Two years ago Jeremy Stewart opened a small digital cinema, called the Cinematique, in the Alice’s building on the corner of High and Tuam Sts and early next year will open a new two-screen cinema at The Tannery shopping centre in Woolston.
“It is a dream coming true,” says Paul Stewart.
“It is the same philosophy as before. I have been a cinephile forever and day. The freedom Alice’s had with videos we can now transfer to the big screen.” LINK
France – Reuters has taken note of the story of Le Beverley, Paris’ last porno cinema and its owner/projectionists Maurice Laroche fight against the lure of online smut.
He started his career in mainstream cinemas and remembers showing cult classics such as “A Clockwork Orange”, the 1971 Stanley Kubrick adaptation of the Anthony Burgess novella.
Though he said he had only seen two or three pornographic films in his life, he moved to Le Beverley for a career change and bought it from the former owner in 1992.
The films are shown on a loop and its 120-seater cinema is at its busiest around three o’clock in the afternoon. Laroche says the ageing clientele have little desire to brave the Paris metro system late into the night. LINK
Italy – One of the few cinemas in Rome to screen films in their original (English) language, which closed in 2010, is set to become a shopping mall.
Rome’s former Metropolitan cinema building at the Piazza del Popolo end of Via del Corso could be turned into a shopping mall, after developers got the initial green light from the city administration. However the plan still needs approval from the city parliament and the Lazio region.
Marta Leonori, Rome’s commerce and tourism councillor, said that out of the building’s almost 2,200-sqm space, 1,800 sqm would be destined for shops no bigger than 250 sqm while offices would take up 50 sqm and over 300 sqm would be kept for a cinema. LINK
UK – Southampton’s mystery cinema operator is……[drumroll]…. National Amusements’ Cinema de Lux!
THE Daily Echo can today reveal the luxury cinema chain that has signed up to become part of Southampton’s £70million city centre development.
National Amusements has sealed a deal which will see a plush Showcase Cinema de Lux built at Watermark WestQuay.
The first of its kind in the south, it will boast 10 screens, 3D screens and the latest in digital surround sound, and will create 150 new jobs. LINK
UK – Hopes have been raised to bring a cinema back to Kings Lynn.
Plans to bring cinema back to Hunstanton’s Princess Theatre were revealed as the £41,000 Sunset Wine Bar and terrace was officially opened.
Brian Hallard, theatre partner, said it was an aim to bring the cinema back, hopefully before Christmas.
Picture: Centre, Nick Daubney, West Norfolk Council leader with theatre partners from left James Johnson, Ian Larkin, Paul Searle, Brian Hallard LINK
Ever wondered where the names of British cinemas come from? Some of them have very grand ancestry. A columnist for Huddersfield’s newspaper reveals all.
The first Curzon cinema was named, not after the family, but after the street in which it was located in London.
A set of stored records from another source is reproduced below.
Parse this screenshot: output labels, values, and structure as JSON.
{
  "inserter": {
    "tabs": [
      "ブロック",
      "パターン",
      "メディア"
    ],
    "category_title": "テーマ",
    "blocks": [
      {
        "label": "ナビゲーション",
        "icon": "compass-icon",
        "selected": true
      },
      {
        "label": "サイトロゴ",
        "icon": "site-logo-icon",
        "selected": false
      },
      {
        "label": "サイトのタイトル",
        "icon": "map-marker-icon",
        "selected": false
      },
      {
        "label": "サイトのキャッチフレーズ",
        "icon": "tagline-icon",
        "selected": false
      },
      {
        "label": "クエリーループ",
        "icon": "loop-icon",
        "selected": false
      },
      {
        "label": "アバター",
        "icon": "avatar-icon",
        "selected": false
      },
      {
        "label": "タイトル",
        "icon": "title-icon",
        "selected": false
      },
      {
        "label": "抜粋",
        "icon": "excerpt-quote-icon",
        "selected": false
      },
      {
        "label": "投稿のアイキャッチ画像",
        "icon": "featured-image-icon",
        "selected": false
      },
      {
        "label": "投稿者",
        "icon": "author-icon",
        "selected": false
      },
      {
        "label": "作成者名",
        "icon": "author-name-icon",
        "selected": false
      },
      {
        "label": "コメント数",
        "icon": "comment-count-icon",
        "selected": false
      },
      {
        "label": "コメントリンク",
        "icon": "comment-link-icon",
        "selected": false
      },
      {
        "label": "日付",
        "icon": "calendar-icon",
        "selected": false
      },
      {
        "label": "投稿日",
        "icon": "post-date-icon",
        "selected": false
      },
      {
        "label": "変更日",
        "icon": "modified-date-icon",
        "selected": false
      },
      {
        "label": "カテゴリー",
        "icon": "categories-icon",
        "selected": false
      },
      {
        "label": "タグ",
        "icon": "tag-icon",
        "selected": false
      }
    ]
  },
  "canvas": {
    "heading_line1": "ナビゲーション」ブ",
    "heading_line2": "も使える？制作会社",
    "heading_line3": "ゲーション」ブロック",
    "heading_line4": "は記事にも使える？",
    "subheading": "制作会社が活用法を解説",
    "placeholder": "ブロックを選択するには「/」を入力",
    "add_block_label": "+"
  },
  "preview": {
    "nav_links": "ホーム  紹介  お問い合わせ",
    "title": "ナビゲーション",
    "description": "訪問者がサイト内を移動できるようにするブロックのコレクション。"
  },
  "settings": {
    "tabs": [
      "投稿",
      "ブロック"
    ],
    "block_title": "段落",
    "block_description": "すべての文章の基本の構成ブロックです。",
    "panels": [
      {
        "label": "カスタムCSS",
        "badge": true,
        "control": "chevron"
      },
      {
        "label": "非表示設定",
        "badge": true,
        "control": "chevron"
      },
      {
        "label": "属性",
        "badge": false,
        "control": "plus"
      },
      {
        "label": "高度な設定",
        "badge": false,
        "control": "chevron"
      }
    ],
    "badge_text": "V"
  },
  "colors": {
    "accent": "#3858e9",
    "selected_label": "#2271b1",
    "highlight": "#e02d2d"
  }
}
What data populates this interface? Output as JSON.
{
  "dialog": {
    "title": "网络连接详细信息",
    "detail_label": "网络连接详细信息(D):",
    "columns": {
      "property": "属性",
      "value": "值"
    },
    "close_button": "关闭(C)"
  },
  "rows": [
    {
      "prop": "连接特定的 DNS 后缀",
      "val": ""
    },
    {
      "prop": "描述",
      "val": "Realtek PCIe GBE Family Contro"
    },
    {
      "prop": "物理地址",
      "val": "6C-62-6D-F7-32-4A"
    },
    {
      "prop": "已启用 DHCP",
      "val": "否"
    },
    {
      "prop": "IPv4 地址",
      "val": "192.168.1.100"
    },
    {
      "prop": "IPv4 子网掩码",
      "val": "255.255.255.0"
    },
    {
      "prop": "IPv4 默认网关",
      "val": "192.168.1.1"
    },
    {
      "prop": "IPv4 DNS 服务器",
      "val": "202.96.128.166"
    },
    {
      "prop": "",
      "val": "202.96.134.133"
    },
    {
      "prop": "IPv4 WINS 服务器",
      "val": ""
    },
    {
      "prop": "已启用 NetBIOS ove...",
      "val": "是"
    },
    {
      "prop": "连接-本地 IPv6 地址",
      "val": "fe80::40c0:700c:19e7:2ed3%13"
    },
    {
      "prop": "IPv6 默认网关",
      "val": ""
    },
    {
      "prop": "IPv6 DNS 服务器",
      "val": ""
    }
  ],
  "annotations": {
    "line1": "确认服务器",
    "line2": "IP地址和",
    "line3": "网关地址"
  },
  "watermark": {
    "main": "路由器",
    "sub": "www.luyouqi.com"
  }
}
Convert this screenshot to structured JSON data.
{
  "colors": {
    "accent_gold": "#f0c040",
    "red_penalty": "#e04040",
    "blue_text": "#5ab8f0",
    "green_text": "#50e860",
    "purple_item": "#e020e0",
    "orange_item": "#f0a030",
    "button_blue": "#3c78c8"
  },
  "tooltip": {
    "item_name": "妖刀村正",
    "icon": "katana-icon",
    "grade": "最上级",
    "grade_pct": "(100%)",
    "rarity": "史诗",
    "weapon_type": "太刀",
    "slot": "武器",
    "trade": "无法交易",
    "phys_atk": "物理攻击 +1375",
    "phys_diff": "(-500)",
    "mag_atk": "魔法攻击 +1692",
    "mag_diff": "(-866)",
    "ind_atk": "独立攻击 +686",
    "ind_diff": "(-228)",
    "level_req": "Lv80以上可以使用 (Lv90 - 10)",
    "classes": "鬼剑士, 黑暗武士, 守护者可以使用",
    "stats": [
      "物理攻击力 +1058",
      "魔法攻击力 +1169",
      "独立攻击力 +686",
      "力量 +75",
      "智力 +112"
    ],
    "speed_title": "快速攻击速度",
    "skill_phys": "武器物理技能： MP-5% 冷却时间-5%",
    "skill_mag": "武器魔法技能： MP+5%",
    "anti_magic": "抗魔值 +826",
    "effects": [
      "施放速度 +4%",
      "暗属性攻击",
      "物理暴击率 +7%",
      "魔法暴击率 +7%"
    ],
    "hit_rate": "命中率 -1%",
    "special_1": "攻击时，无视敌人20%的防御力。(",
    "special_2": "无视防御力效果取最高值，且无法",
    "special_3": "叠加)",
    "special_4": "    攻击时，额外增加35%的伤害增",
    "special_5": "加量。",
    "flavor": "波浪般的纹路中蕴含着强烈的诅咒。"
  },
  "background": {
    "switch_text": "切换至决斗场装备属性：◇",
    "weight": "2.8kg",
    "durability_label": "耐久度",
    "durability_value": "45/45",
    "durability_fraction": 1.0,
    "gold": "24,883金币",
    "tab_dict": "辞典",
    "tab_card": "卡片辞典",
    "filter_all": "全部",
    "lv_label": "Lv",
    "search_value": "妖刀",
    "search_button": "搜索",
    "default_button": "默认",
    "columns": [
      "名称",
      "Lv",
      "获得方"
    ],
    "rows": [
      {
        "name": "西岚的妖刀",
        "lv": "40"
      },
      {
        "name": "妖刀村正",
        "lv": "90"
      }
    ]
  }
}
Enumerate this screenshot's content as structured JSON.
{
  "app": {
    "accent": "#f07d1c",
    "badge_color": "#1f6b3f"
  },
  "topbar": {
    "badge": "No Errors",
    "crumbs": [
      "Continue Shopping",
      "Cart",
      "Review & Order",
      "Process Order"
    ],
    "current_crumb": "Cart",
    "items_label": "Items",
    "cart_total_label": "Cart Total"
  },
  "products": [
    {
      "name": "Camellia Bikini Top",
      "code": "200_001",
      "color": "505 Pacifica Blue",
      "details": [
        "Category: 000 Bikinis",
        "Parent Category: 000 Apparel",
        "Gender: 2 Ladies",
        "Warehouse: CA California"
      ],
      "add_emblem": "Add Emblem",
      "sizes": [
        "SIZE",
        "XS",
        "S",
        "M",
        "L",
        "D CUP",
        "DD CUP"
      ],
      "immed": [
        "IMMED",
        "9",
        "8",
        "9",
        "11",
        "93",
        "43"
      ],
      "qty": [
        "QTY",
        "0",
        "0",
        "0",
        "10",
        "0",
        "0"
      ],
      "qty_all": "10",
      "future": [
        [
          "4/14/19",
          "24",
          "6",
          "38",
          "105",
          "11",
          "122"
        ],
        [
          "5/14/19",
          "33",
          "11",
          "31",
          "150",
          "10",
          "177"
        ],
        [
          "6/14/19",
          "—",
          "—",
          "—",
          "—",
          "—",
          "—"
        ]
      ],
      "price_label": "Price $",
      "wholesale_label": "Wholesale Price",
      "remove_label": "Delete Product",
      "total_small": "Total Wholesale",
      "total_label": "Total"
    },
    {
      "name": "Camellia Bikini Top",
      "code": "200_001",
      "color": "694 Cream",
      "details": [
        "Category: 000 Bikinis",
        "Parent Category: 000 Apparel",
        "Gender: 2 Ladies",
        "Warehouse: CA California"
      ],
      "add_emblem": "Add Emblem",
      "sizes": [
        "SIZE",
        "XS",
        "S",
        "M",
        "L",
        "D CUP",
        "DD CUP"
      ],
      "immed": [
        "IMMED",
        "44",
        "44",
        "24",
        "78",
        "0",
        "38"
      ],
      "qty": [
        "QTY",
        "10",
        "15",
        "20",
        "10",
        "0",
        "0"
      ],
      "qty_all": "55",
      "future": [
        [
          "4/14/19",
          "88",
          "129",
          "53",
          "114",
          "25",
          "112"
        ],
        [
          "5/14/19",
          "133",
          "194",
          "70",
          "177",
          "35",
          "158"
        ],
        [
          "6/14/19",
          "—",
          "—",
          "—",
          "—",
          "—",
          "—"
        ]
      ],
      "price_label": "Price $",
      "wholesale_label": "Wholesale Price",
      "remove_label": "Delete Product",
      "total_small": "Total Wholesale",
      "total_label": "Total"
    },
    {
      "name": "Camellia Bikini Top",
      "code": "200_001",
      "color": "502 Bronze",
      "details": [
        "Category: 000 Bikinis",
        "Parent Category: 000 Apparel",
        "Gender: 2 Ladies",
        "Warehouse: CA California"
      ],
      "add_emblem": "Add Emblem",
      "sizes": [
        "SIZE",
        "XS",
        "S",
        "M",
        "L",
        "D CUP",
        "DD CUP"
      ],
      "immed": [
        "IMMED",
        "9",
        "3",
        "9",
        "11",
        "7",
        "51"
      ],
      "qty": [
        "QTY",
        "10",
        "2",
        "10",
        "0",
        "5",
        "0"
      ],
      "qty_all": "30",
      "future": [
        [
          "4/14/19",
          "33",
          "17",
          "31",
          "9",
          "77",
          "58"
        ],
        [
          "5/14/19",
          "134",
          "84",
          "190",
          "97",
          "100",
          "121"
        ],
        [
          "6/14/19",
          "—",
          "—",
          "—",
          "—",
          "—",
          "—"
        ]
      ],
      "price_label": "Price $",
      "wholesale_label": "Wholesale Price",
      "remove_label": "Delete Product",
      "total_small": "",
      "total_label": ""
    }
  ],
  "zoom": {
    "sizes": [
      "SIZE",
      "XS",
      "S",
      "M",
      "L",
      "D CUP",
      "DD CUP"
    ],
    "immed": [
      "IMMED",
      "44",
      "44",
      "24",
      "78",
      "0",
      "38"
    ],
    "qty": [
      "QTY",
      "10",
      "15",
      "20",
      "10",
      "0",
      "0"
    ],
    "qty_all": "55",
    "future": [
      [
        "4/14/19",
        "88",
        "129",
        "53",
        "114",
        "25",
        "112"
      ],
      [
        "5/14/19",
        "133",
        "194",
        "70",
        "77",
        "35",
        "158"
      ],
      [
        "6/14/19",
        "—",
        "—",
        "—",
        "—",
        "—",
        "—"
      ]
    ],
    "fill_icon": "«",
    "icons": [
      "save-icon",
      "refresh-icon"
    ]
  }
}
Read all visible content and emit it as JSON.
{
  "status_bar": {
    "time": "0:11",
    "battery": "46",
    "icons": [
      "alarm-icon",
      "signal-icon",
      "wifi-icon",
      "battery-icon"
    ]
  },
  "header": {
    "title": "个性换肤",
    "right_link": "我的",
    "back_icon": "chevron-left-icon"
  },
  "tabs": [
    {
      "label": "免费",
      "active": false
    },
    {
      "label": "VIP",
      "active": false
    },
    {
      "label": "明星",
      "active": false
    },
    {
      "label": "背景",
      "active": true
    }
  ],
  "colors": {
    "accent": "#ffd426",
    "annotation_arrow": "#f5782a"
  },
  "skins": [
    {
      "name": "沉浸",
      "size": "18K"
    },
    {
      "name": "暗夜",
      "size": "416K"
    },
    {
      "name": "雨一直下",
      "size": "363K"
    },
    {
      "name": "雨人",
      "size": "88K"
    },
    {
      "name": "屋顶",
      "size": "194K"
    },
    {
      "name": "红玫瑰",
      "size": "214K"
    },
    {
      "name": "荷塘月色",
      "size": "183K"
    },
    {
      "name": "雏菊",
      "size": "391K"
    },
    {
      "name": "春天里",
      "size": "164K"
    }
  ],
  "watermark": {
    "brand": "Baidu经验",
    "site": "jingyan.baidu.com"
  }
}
The Savoy Theatre in London was built on the site of the Savoy Palace and the Alhambra was a grand palace in Spain. Both became well known names for picture palaces.
The Rialto has been a part of Venice for 1,000 years and much later was used as the name for the theatre district of a city, hence it became a cinema.
A Plaza was an open square or courtyard in Spain and came to be known for shopping and entertainment.
About the only Huddersfield cinema in the past that avoided such glitz and glamour and opted for a more homely feel was The Cosy Nook at Milnsbridge. Aaah. Bless. LINK